=== Section Start ===

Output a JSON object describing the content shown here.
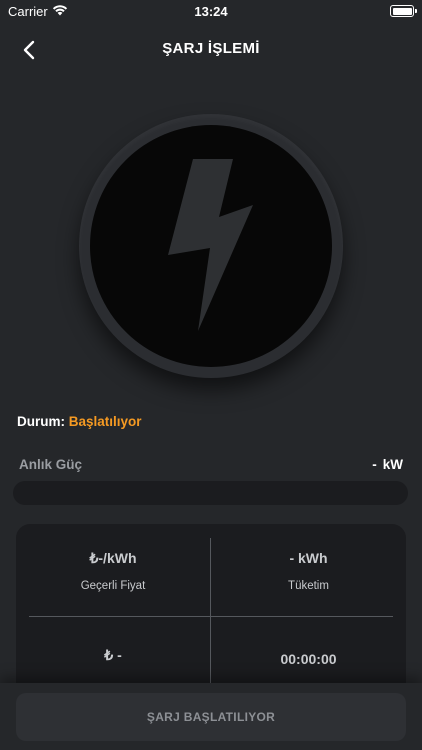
{
  "status_bar": {
    "carrier": "Carrier",
    "time": "13:24",
    "icons": [
      "wifi-icon",
      "battery-icon"
    ]
  },
  "nav": {
    "back_icon": "chevron-left-icon",
    "title": "ŞARJ İŞLEMİ"
  },
  "charger": {
    "icon": "lightning-bolt-icon",
    "colors": {
      "ring": "#2b2d31",
      "disc": "#070707",
      "bolt": "#2e3033"
    }
  },
  "status": {
    "label": "Durum:",
    "value": "Başlatılıyor",
    "value_color": "#f59a23"
  },
  "instant_power": {
    "label": "Anlık Güç",
    "value": "-",
    "unit": "kW",
    "progress_fraction": 0
  },
  "metrics": {
    "price_value": "₺-/kWh",
    "price_label": "Geçerli Fiyat",
    "consumption_value": "- kWh",
    "consumption_label": "Tüketim",
    "cost_value": "₺ -",
    "duration_value": "00:00:00"
  },
  "action": {
    "button_label": "ŞARJ BAŞLATILIYOR"
  }
}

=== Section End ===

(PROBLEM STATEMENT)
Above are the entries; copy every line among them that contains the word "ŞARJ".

(REPLY TO THE TASK)
    "title": "ŞARJ İŞLEMİ"
    "button_label": "ŞARJ BAŞLATILIYOR"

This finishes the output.